Let’s see what happens next.
Update (June 2021): The International Movement Against All Forms of Discrimination and Racism (IMADR) reported the issue to the United Nations in June of 2020. Then in February 2021, Tendayi Achiume (special rapporteur on contemporary forms of racism, racial discrimination, xenophobia and related intolerance) plus three other experts sent a letter to the GoJ stating that they were “concerned that the program discriminates against students” and that “for minority students, this further jeopardizes their access to an education that facilitates the promotion of their national, ethnic, cultural and linguistic identities”. And for good measure, they also stated that “difficulties international students face have nothing to do with their academic performance.”
Well, a month later, the GoJ puts the kibosh on the handout scheme, but then denied that the scheme had discriminated against minority students! Hmmmmmm….
Japan cash handout discriminated against Korean students: UN experts
Japan cash handout discriminated against Korean students: UN experts
June 22, 2021 (Mainichi Japan)
A copy of a letter, dated Feb. 19, 2021, by four U.N. special rapporteurs urging the Japanese government to correct criteria for its cash handout scheme for financially troubled students. (Kyodo)
TOKYO (Kyodo) — Four U.N. human rights experts said in a letter revealed on Tuesday that the exclusion of students at Korea University from the Japanese government’s cash handout program to mitigate financial difficulties amid the coronavirus pandemic was discriminatory.
The letter was sent to the government in February, and a month later the financial aid scheme ended. But Japan ignored the experts’ views at that time, denying the claim in April that the scheme, which no longer existed, had discriminated against such minority students.
The letter had been sent by Tendayi Achiume, special rapporteur on contemporary forms of racism, racial discrimination, xenophobia and related intolerance, and three other experts on the right to education, human rights of migrants, and minority issues.
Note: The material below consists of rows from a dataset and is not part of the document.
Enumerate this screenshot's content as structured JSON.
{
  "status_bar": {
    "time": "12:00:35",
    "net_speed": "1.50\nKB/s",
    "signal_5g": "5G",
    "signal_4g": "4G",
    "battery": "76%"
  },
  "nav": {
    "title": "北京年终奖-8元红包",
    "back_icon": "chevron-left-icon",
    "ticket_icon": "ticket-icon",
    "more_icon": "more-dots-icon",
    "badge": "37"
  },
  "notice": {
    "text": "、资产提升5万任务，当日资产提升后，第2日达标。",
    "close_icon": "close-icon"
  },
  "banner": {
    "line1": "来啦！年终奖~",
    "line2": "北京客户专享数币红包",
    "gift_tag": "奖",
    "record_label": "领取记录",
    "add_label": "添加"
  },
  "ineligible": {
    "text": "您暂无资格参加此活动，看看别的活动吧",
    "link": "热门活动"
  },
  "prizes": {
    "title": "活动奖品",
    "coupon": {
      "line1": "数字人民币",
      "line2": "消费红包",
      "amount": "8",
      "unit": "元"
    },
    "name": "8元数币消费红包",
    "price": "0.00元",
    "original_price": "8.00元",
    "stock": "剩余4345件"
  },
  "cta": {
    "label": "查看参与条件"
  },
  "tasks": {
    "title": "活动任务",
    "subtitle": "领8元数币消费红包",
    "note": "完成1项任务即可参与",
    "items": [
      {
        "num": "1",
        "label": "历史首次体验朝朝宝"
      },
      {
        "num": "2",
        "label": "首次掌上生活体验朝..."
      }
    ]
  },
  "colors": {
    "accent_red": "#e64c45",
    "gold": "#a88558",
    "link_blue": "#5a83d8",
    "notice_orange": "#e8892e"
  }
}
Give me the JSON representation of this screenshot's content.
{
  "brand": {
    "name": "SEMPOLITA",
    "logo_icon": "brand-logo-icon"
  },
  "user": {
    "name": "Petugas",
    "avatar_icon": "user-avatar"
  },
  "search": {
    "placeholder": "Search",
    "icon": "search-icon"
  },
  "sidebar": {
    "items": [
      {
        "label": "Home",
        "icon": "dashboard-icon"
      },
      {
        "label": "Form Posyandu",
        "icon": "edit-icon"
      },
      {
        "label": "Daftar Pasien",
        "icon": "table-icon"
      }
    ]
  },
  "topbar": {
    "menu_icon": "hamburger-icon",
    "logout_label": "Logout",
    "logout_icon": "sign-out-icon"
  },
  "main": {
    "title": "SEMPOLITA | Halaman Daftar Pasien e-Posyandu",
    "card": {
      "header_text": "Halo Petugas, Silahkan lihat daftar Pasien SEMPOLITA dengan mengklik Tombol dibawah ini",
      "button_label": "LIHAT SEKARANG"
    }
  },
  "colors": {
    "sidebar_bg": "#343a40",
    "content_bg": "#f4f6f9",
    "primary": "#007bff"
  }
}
The cash handout program was launched in May last year to offer up to 200,000 yen ($1,800) to financially troubled students in universities, junior colleges, and other schools such as the Japan campus of foreign universities.
But the scheme excluded students of Korea University in Kodaira in western Tokyo as it fell under a category of “miscellaneous schools” along with English language schools.
The experts said in the letter that they were “concerned that the program discriminates against students” attending certain schools “in particular minority students at the Korea University,” characterizing such exclusions as posing the risk of undermining these school’s institutional autonomy.
The letter went on to say, “For minority students, this further jeopardizes their access to an education that facilitates the promotion of their national, ethnic, cultural and linguistic identities.”
They then asked the government at the time for “all necessary interim measures be taken to halt the alleged violations and prevent their re-occurrence.”
The government said, though, that the cash handout program was not discriminatory as some Japanese students who are attending institutions not covered by the program are also not eligible.
While international students were also eligible for the handout, the education ministry required them to be among the top 30 percent of students.
The U.N. experts also took issue with the additional academic performance criteria imposed on international students when applying for the handouts. They said the “difficulties international students face have nothing to do with their academic performance.”
Civic groups in Japan have criticized the scheme as discriminatory since its launch, with the International Movement Against All Forms of Discrimination and Racism, a nongovernmental organization, reporting the issue to the United Nations in June last year.